*** Opening of Task input ***

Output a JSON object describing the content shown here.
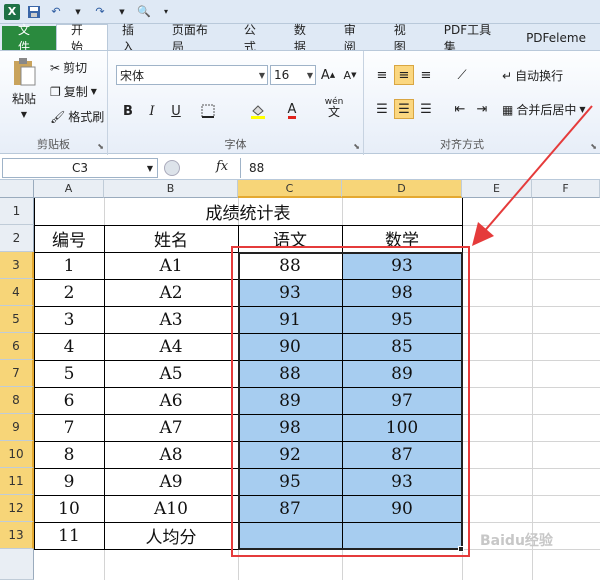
{
  "quick_access": {
    "icons": [
      "excel-logo-icon",
      "save-icon",
      "undo-icon",
      "redo-icon",
      "print-preview-icon",
      "customize-icon"
    ]
  },
  "tabs": [
    "文件",
    "开始",
    "插入",
    "页面布局",
    "公式",
    "数据",
    "审阅",
    "视图",
    "PDF工具集",
    "PDFeleme"
  ],
  "ribbon": {
    "clipboard": {
      "paste": "粘贴",
      "cut": "剪切",
      "copy": "复制",
      "format_painter": "格式刷",
      "label": "剪贴板"
    },
    "font": {
      "name": "宋体",
      "size": "16",
      "label": "字体",
      "bold": "B",
      "italic": "I",
      "underline": "U",
      "font_color": "A",
      "grow": "A",
      "shrink": "A",
      "wen": "wén",
      "wen_char": "文"
    },
    "alignment": {
      "wrap_text": "自动换行",
      "merge_center": "合并后居中",
      "label": "对齐方式"
    }
  },
  "formula_bar": {
    "cell_ref": "C3",
    "fx": "fx",
    "value": "88"
  },
  "columns": [
    "A",
    "B",
    "C",
    "D",
    "E",
    "F"
  ],
  "rows": [
    "1",
    "2",
    "3",
    "4",
    "5",
    "6",
    "7",
    "8",
    "9",
    "10",
    "11",
    "12",
    "13"
  ],
  "sheet": {
    "title": "成绩统计表",
    "headers": [
      "编号",
      "姓名",
      "语文",
      "数学"
    ],
    "data": [
      [
        "1",
        "A1",
        "88",
        "93"
      ],
      [
        "2",
        "A2",
        "93",
        "98"
      ],
      [
        "3",
        "A3",
        "91",
        "95"
      ],
      [
        "4",
        "A4",
        "90",
        "85"
      ],
      [
        "5",
        "A5",
        "88",
        "89"
      ],
      [
        "6",
        "A6",
        "89",
        "97"
      ],
      [
        "7",
        "A7",
        "98",
        "100"
      ],
      [
        "8",
        "A8",
        "92",
        "87"
      ],
      [
        "9",
        "A9",
        "95",
        "93"
      ],
      [
        "10",
        "A10",
        "87",
        "90"
      ],
      [
        "11",
        "人均分",
        "",
        ""
      ]
    ]
  },
  "watermark": "Baidu经验",
  "colors": {
    "selection": "#a7cdf0",
    "annotation": "#e53b3b",
    "header_selected": "#f7d578"
  }
}
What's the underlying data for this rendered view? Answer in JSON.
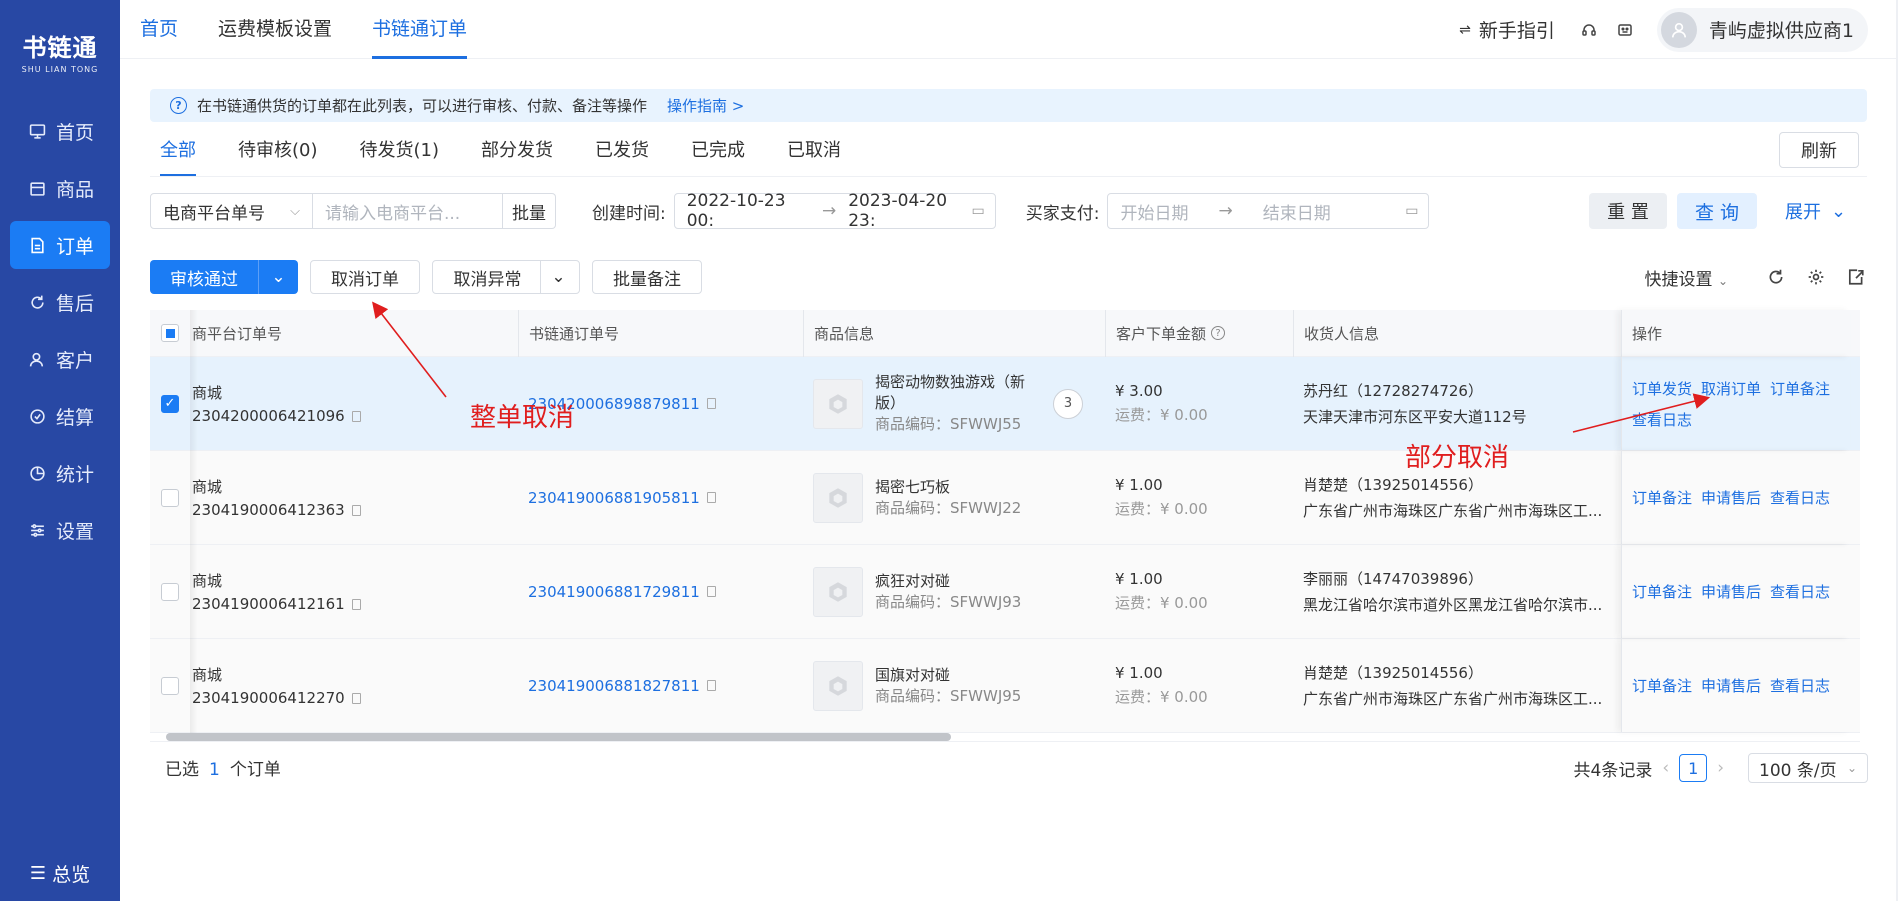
{
  "brand": {
    "name": "书链通",
    "sub": "SHU LIAN TONG"
  },
  "sidebar": {
    "items": [
      {
        "label": "首页",
        "icon": "monitor-icon"
      },
      {
        "label": "商品",
        "icon": "box-icon"
      },
      {
        "label": "订单",
        "icon": "document-icon",
        "active": true
      },
      {
        "label": "售后",
        "icon": "refresh-icon"
      },
      {
        "label": "客户",
        "icon": "user-icon"
      },
      {
        "label": "结算",
        "icon": "settle-icon"
      },
      {
        "label": "统计",
        "icon": "pie-icon"
      },
      {
        "label": "设置",
        "icon": "sliders-icon"
      }
    ],
    "overview": "总览"
  },
  "header": {
    "tabs": [
      "首页",
      "运费模板设置",
      "书链通订单"
    ],
    "active_tab": "书链通订单",
    "guide": "新手指引",
    "user": "青屿虚拟供应商1"
  },
  "banner": {
    "text": "在书链通供货的订单都在此列表，可以进行审核、付款、备注等操作",
    "link": "操作指南 >"
  },
  "status_tabs": [
    "全部",
    "待审核(0)",
    "待发货(1)",
    "部分发货",
    "已发货",
    "已完成",
    "已取消"
  ],
  "refresh": "刷新",
  "filters": {
    "field_select": "电商平台单号",
    "input_placeholder": "请输入电商平台...",
    "batch": "批量",
    "created_label": "创建时间:",
    "created_from": "2022-10-23 00:",
    "created_to": "2023-04-20 23:",
    "paid_label": "买家支付:",
    "paid_from": "开始日期",
    "paid_to": "结束日期",
    "reset": "重 置",
    "query": "查 询",
    "expand": "展开"
  },
  "actions": {
    "approve": "审核通过",
    "cancel_order": "取消订单",
    "cancel_abnormal": "取消异常",
    "batch_note": "批量备注",
    "quick_settings": "快捷设置"
  },
  "table": {
    "headers": [
      "商平台订单号",
      "书链通订单号",
      "商品信息",
      "客户下单金额",
      "收货人信息",
      "操作"
    ],
    "rows": [
      {
        "selected": true,
        "platform": "商城",
        "platform_no": "2304200006421096",
        "slt_no": "230420006898879811",
        "goods_name": "揭密动物数独游戏（新版）",
        "goods_code": "商品编码：SFWWJ55",
        "qty": "3",
        "amount": "¥ 3.00",
        "fee": "运费：¥ 0.00",
        "recv_name": "苏丹红（12728274726）",
        "recv_addr": "天津天津市河东区平安大道112号",
        "ops": [
          "订单发货",
          "取消订单",
          "订单备注",
          "查看日志"
        ]
      },
      {
        "selected": false,
        "platform": "商城",
        "platform_no": "2304190006412363",
        "slt_no": "230419006881905811",
        "goods_name": "揭密七巧板",
        "goods_code": "商品编码：SFWWJ22",
        "qty": "",
        "amount": "¥ 1.00",
        "fee": "运费：¥ 0.00",
        "recv_name": "肖楚楚（13925014556）",
        "recv_addr": "广东省广州市海珠区广东省广州市海珠区工...",
        "ops": [
          "订单备注",
          "申请售后",
          "查看日志"
        ]
      },
      {
        "selected": false,
        "platform": "商城",
        "platform_no": "2304190006412161",
        "slt_no": "230419006881729811",
        "goods_name": "疯狂对对碰",
        "goods_code": "商品编码：SFWWJ93",
        "qty": "",
        "amount": "¥ 1.00",
        "fee": "运费：¥ 0.00",
        "recv_name": "李丽丽（14747039896）",
        "recv_addr": "黑龙江省哈尔滨市道外区黑龙江省哈尔滨市...",
        "ops": [
          "订单备注",
          "申请售后",
          "查看日志"
        ]
      },
      {
        "selected": false,
        "platform": "商城",
        "platform_no": "2304190006412270",
        "slt_no": "230419006881827811",
        "goods_name": "国旗对对碰",
        "goods_code": "商品编码：SFWWJ95",
        "qty": "",
        "amount": "¥ 1.00",
        "fee": "运费：¥ 0.00",
        "recv_name": "肖楚楚（13925014556）",
        "recv_addr": "广东省广州市海珠区广东省广州市海珠区工...",
        "ops": [
          "订单备注",
          "申请售后",
          "查看日志"
        ]
      }
    ]
  },
  "footer": {
    "selected_prefix": "已选",
    "selected_count": "1",
    "selected_suffix": "个订单",
    "total": "共4条记录",
    "page": "1",
    "page_size": "100 条/页"
  },
  "annotations": {
    "whole_cancel": "整单取消",
    "partial_cancel": "部分取消"
  },
  "colors": {
    "sidebar_bg": "#2848a4",
    "primary": "#1b7cf4",
    "annotation": "#e01e1e"
  }
}
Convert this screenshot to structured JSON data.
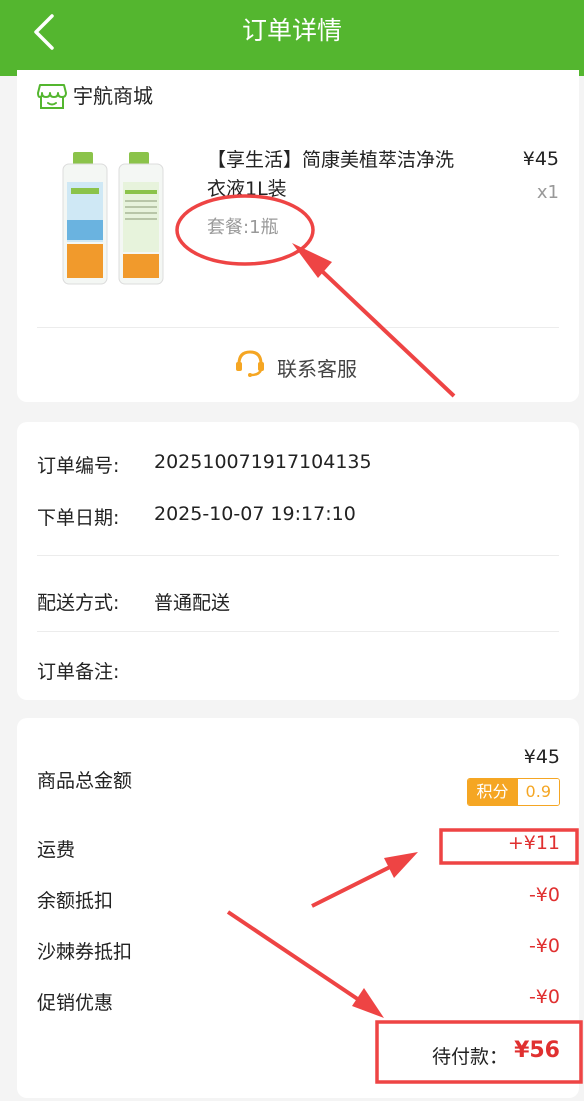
{
  "header": {
    "title": "订单详情"
  },
  "store": {
    "name": "宇航商城"
  },
  "product": {
    "title": "【享生活】简康美植萃洁净洗衣液1L装",
    "spec": "套餐:1瓶",
    "price": "¥45",
    "qty": "x1"
  },
  "service": {
    "label": "联系客服"
  },
  "order": {
    "number_label": "订单编号:",
    "number": "20251007191710413 5",
    "date_label": "下单日期:",
    "date": "2025-10-07 19:17:10",
    "delivery_label": "配送方式:",
    "delivery": "普通配送",
    "note_label": "订单备注:"
  },
  "summary": {
    "total_label": "商品总金额",
    "total": "¥45",
    "points_label": "积分",
    "points": "0.9",
    "shipping_label": "运费",
    "shipping": "+¥11",
    "balance_label": "余额抵扣",
    "balance": "-¥0",
    "coupon_label": "沙棘券抵扣",
    "coupon": "-¥0",
    "promo_label": "促销优惠",
    "promo": "-¥0",
    "pending_label": "待付款：",
    "pending": "¥56"
  },
  "colors": {
    "brand_green": "#54b62f",
    "accent_orange": "#f5a623",
    "price_red": "#e03030",
    "annotation_red": "#ee4444"
  },
  "icons": {
    "back": "back-icon",
    "store": "store-icon",
    "service": "customer-service-icon"
  }
}
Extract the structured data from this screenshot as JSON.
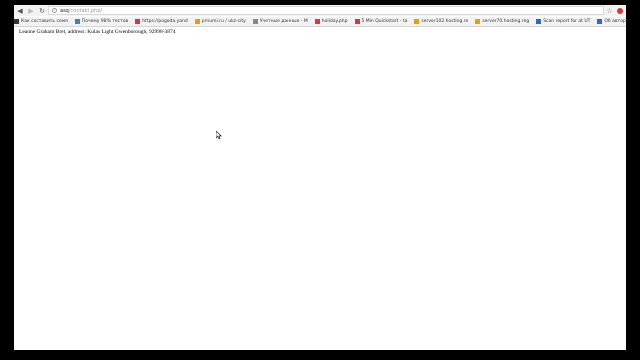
{
  "browser": {
    "address": {
      "host": "asq",
      "path": "/contakt.php/"
    }
  },
  "bookmarks": [
    {
      "label": "Как составить семя",
      "color": "#333333"
    },
    {
      "label": "Почему 98% тестов",
      "color": "#4a7bd0"
    },
    {
      "label": "https://pogoda.yand",
      "color": "#d9363e"
    },
    {
      "label": "prnumi.ru / ukz-city",
      "color": "#e6a100"
    },
    {
      "label": "Учетные данные - M",
      "color": "#888888"
    },
    {
      "label": "holiday.php",
      "color": "#d9363e"
    },
    {
      "label": "5 Min Quickstart - ta",
      "color": "#d9363e"
    },
    {
      "label": "server102.hosting.re",
      "color": "#e6a100"
    },
    {
      "label": "server70.hosting.reg",
      "color": "#e6a100"
    },
    {
      "label": "Scan report for at UT",
      "color": "#2a6ac8"
    },
    {
      "label": "Об авторе проекта",
      "color": "#2a6ac8"
    },
    {
      "label": "",
      "color": "#888888"
    },
    {
      "label": "Объектно-ориенти",
      "color": "#c0392b"
    }
  ],
  "content": {
    "text": "Leanne Graham Bret, address: Kulas Light Gwenborough, 92998-3874"
  },
  "colors": {
    "page": "#ffffff",
    "chrome": "#f2f2f2",
    "frame": "#000000"
  }
}
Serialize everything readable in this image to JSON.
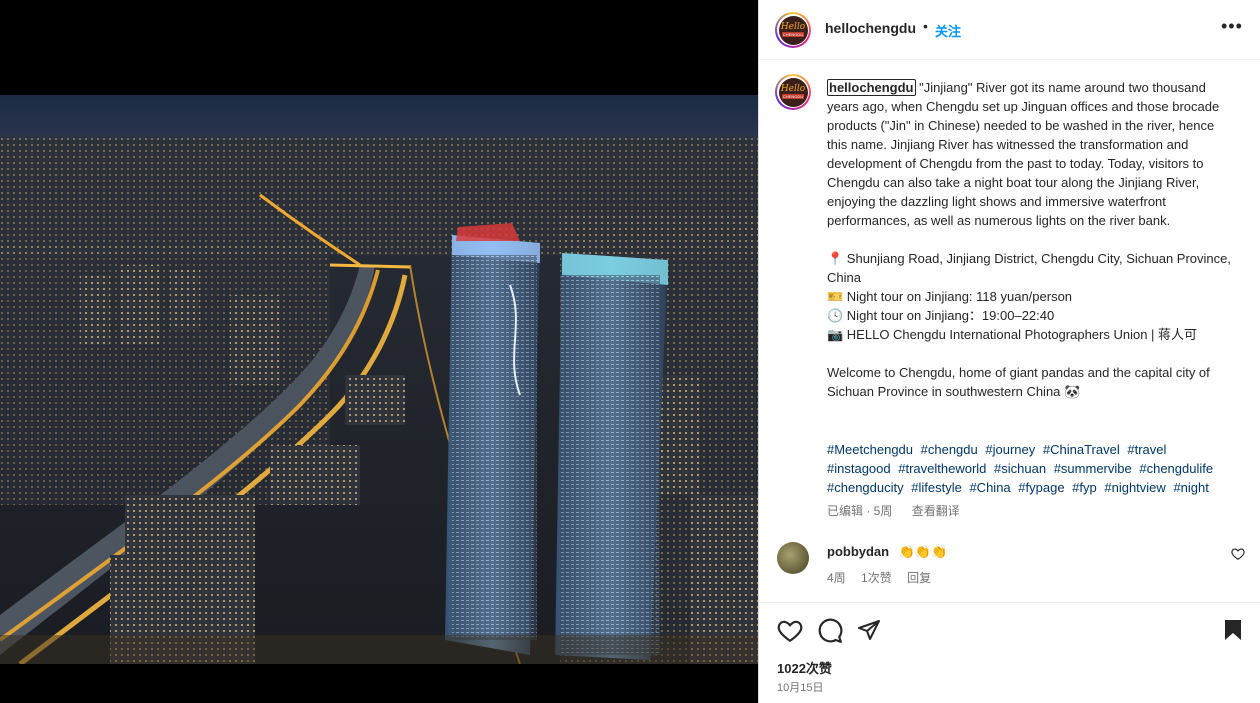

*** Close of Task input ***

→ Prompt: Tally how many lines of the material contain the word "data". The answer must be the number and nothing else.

→ Answer to this exercise: 4